-- Opening Marker --

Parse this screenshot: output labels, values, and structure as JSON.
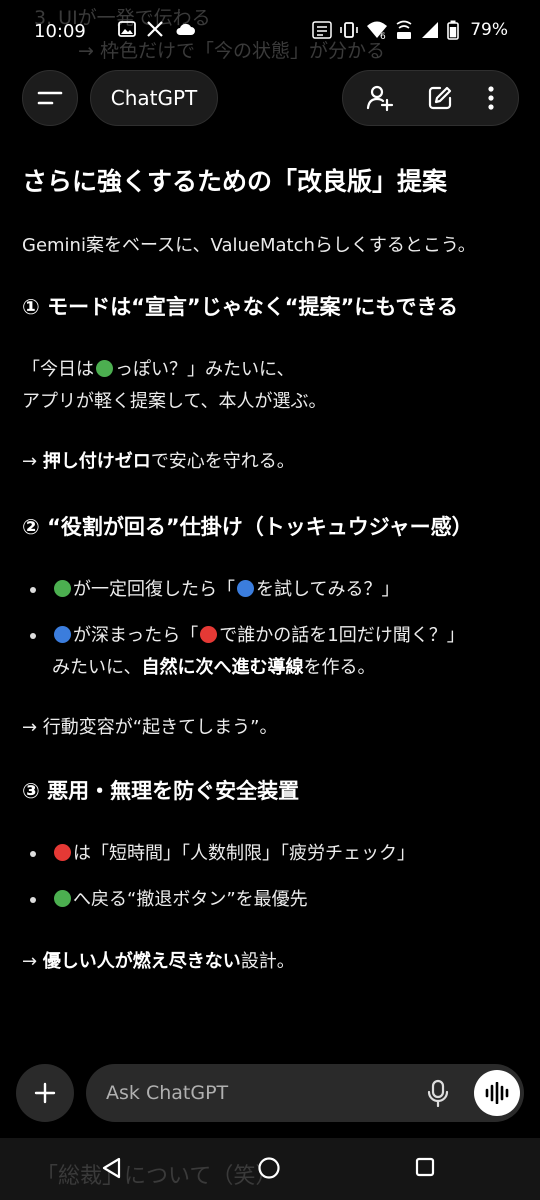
{
  "background_ghost": {
    "line1": "3. UIが一発で伝わる",
    "line2": "→ 枠色だけで「今の状態」が分かる",
    "line3": "「総裁」について（笑）"
  },
  "status_bar": {
    "time": "10:09",
    "battery": "79%",
    "left_icons": [
      "gallery-icon",
      "x-logo-icon",
      "cloud-icon"
    ],
    "right_icons": [
      "auto-hd-icon",
      "vibrate-icon",
      "wifi-6-icon",
      "volte-icon",
      "signal-icon",
      "battery-icon"
    ]
  },
  "toolbar": {
    "title": "ChatGPT",
    "menu_icon": "menu-icon",
    "add_person_icon": "add-person-icon",
    "edit_icon": "edit-icon",
    "more_icon": "more-vertical-icon"
  },
  "message": {
    "heading": "さらに強くするための「改良版」提案",
    "intro": "Gemini案をベースに、ValueMatchらしくするとこう。",
    "s1": {
      "heading": "① モードは“宣言”じゃなく“提案”にもできる",
      "p1_a": "「今日は",
      "p1_b": "っぽい？」みたいに、",
      "p2": "アプリが軽く提案して、本人が選ぶ。",
      "p3_arrow": "→ ",
      "p3_bold": "押し付けゼロ",
      "p3_rest": "で安心を守れる。"
    },
    "s2": {
      "heading": "② “役割が回る”仕掛け（トッキュウジャー感）",
      "b1_a": "が一定回復したら「",
      "b1_b": "を試してみる？」",
      "b2_a": "が深まったら「",
      "b2_b": "で誰かの話を1回だけ聞く？」",
      "b2_c": "みたいに、",
      "b2_bold": "自然に次へ進む導線",
      "b2_d": "を作る。",
      "p_arrow": "→ 行動変容が“起きてしまう”。"
    },
    "s3": {
      "heading": "③ 悪用・無理を防ぐ安全装置",
      "b1_a": "は「短時間」「人数制限」「疲労チェック」",
      "b2_a": "へ戻る“撤退ボタン”を最優先",
      "p_arrow": "→ ",
      "p_bold": "優しい人が燃え尽きない",
      "p_rest": "設計。"
    }
  },
  "composer": {
    "placeholder": "Ask ChatGPT",
    "plus_icon": "plus-icon",
    "mic_icon": "mic-icon",
    "voice_icon": "voice-mode-icon"
  },
  "nav": {
    "back_icon": "back-icon",
    "home_icon": "home-icon",
    "recents_icon": "recents-icon"
  },
  "colors": {
    "green_dot": "#4caf50",
    "blue_dot": "#3b7ddd",
    "red_dot": "#e53935",
    "background": "#000000"
  }
}
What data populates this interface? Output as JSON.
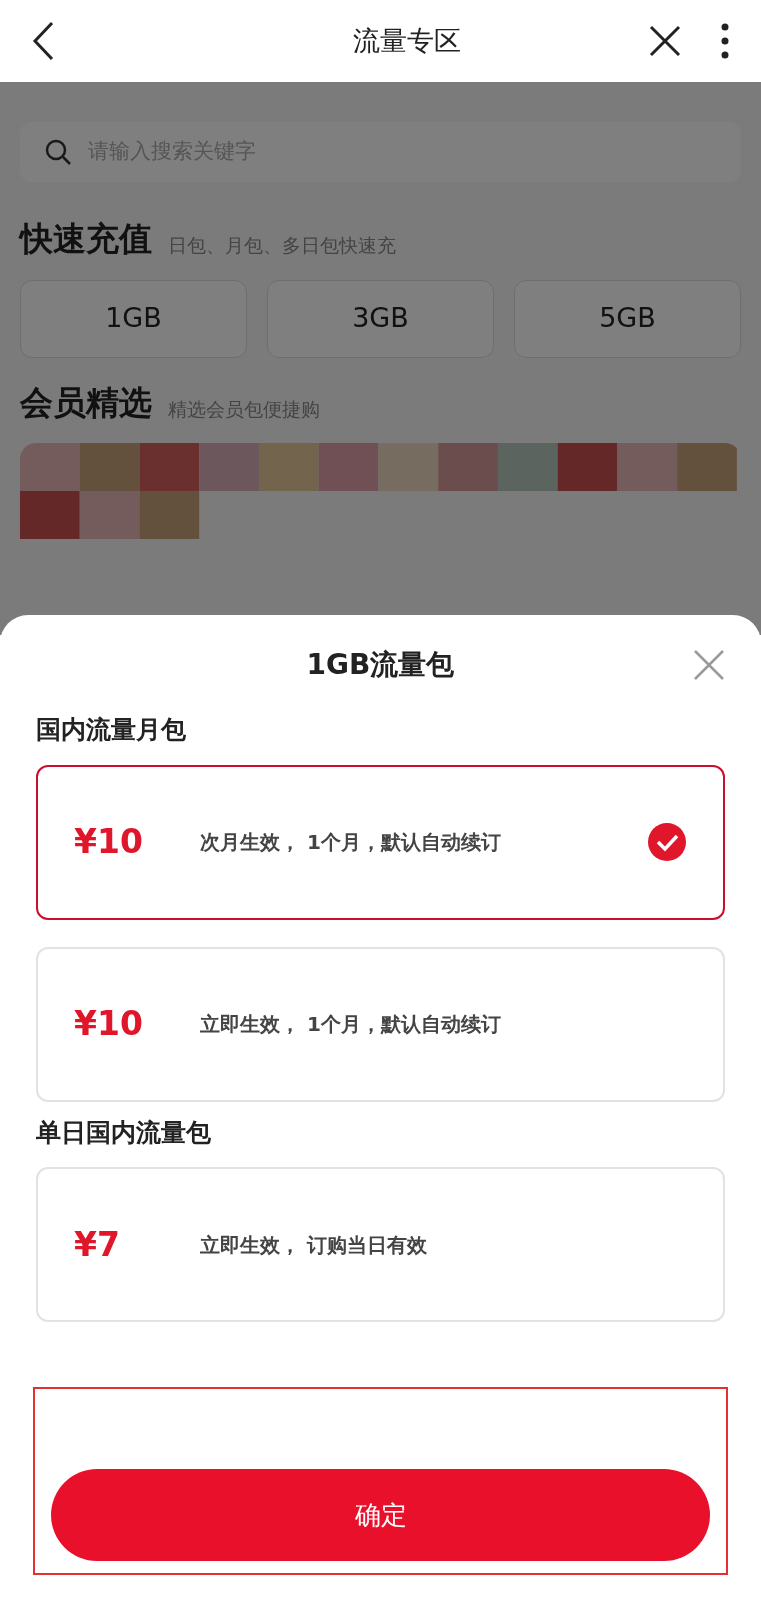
{
  "header": {
    "title": "流量专区"
  },
  "search": {
    "placeholder": "请输入搜索关键字"
  },
  "quick_recharge": {
    "title": "快速充值",
    "subtitle": "日包、月包、多日包快速充",
    "options": [
      "1GB",
      "3GB",
      "5GB"
    ]
  },
  "members": {
    "title": "会员精选",
    "subtitle": "精选会员包便捷购"
  },
  "sheet": {
    "title": "1GB流量包",
    "groups": [
      {
        "title": "国内流量月包",
        "plans": [
          {
            "price": "¥10",
            "description": "次月生效， 1个月，默认自动续订",
            "selected": true
          },
          {
            "price": "¥10",
            "description": "立即生效， 1个月，默认自动续订",
            "selected": false
          }
        ]
      },
      {
        "title": "单日国内流量包",
        "plans": [
          {
            "price": "¥7",
            "description": "立即生效， 订购当日有效",
            "selected": false
          }
        ]
      }
    ],
    "confirm_button": "确定"
  }
}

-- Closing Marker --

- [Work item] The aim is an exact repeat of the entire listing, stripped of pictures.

- [Solution below]
Parse this screenshot: output labels, values, and structure as JSON.
{
  "background_ghost": {
    "line1": "3. UIが一発で伝わる",
    "line2": "→ 枠色だけで「今の状態」が分かる",
    "line3": "「総裁」について（笑）"
  },
  "status_bar": {
    "time": "10:09",
    "battery": "79%",
    "left_icons": [
      "gallery-icon",
      "x-logo-icon",
      "cloud-icon"
    ],
    "right_icons": [
      "auto-hd-icon",
      "vibrate-icon",
      "wifi-6-icon",
      "volte-icon",
      "signal-icon",
      "battery-icon"
    ]
  },
  "toolbar": {
    "title": "ChatGPT",
    "menu_icon": "menu-icon",
    "add_person_icon": "add-person-icon",
    "edit_icon": "edit-icon",
    "more_icon": "more-vertical-icon"
  },
  "message": {
    "heading": "さらに強くするための「改良版」提案",
    "intro": "Gemini案をベースに、ValueMatchらしくするとこう。",
    "s1": {
      "heading": "① モードは“宣言”じゃなく“提案”にもできる",
      "p1_a": "「今日は",
      "p1_b": "っぽい？」みたいに、",
      "p2": "アプリが軽く提案して、本人が選ぶ。",
      "p3_arrow": "→ ",
      "p3_bold": "押し付けゼロ",
      "p3_rest": "で安心を守れる。"
    },
    "s2": {
      "heading": "② “役割が回る”仕掛け（トッキュウジャー感）",
      "b1_a": "が一定回復したら「",
      "b1_b": "を試してみる？」",
      "b2_a": "が深まったら「",
      "b2_b": "で誰かの話を1回だけ聞く？」",
      "b2_c": "みたいに、",
      "b2_bold": "自然に次へ進む導線",
      "b2_d": "を作る。",
      "p_arrow": "→ 行動変容が“起きてしまう”。"
    },
    "s3": {
      "heading": "③ 悪用・無理を防ぐ安全装置",
      "b1_a": "は「短時間」「人数制限」「疲労チェック」",
      "b2_a": "へ戻る“撤退ボタン”を最優先",
      "p_arrow": "→ ",
      "p_bold": "優しい人が燃え尽きない",
      "p_rest": "設計。"
    }
  },
  "composer": {
    "placeholder": "Ask ChatGPT",
    "plus_icon": "plus-icon",
    "mic_icon": "mic-icon",
    "voice_icon": "voice-mode-icon"
  },
  "nav": {
    "back_icon": "back-icon",
    "home_icon": "home-icon",
    "recents_icon": "recents-icon"
  },
  "colors": {
    "green_dot": "#4caf50",
    "blue_dot": "#3b7ddd",
    "red_dot": "#e53935",
    "background": "#000000"
  }
}
What data populates this interface? Output as JSON.
{
  "header": {
    "title": "流量专区"
  },
  "search": {
    "placeholder": "请输入搜索关键字"
  },
  "quick_recharge": {
    "title": "快速充值",
    "subtitle": "日包、月包、多日包快速充",
    "options": [
      "1GB",
      "3GB",
      "5GB"
    ]
  },
  "members": {
    "title": "会员精选",
    "subtitle": "精选会员包便捷购"
  },
  "sheet": {
    "title": "1GB流量包",
    "groups": [
      {
        "title": "国内流量月包",
        "plans": [
          {
            "price": "¥10",
            "description": "次月生效， 1个月，默认自动续订",
            "selected": true
          },
          {
            "price": "¥10",
            "description": "立即生效， 1个月，默认自动续订",
            "selected": false
          }
        ]
      },
      {
        "title": "单日国内流量包",
        "plans": [
          {
            "price": "¥7",
            "description": "立即生效， 订购当日有效",
            "selected": false
          }
        ]
      }
    ],
    "confirm_button": "确定"
  }
}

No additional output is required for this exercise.